Action item
Go through the lines below and copy any that hold the string "layers".

——

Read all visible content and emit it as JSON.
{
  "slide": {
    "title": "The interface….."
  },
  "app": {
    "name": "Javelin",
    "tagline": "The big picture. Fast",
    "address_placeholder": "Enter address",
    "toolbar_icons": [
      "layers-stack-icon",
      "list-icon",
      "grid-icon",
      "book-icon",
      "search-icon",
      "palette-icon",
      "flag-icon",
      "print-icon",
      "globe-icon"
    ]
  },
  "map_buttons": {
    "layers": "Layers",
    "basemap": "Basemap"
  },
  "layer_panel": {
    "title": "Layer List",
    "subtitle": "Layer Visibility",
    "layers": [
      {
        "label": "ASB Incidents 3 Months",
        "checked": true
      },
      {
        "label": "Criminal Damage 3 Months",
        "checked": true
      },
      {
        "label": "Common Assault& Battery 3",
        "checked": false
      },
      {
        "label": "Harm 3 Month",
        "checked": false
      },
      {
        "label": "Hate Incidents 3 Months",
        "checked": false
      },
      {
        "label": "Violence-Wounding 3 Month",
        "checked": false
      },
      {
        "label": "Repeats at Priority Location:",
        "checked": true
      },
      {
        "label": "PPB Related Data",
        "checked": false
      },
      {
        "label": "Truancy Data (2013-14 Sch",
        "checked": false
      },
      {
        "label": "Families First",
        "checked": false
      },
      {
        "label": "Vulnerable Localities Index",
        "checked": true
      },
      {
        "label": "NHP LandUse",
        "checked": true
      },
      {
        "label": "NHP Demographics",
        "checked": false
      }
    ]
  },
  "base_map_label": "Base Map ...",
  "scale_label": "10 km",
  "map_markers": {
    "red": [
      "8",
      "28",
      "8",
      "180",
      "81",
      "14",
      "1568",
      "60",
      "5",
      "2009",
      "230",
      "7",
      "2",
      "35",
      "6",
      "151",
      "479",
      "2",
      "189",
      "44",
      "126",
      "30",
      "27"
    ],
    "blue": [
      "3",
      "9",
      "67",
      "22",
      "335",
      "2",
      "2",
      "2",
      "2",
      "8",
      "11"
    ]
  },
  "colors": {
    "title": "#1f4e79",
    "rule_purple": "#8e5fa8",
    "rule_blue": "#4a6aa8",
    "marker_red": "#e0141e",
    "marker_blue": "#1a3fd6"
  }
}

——

Response area
      "layers-stack-icon",
    "layers": "Layers",
    "layers": [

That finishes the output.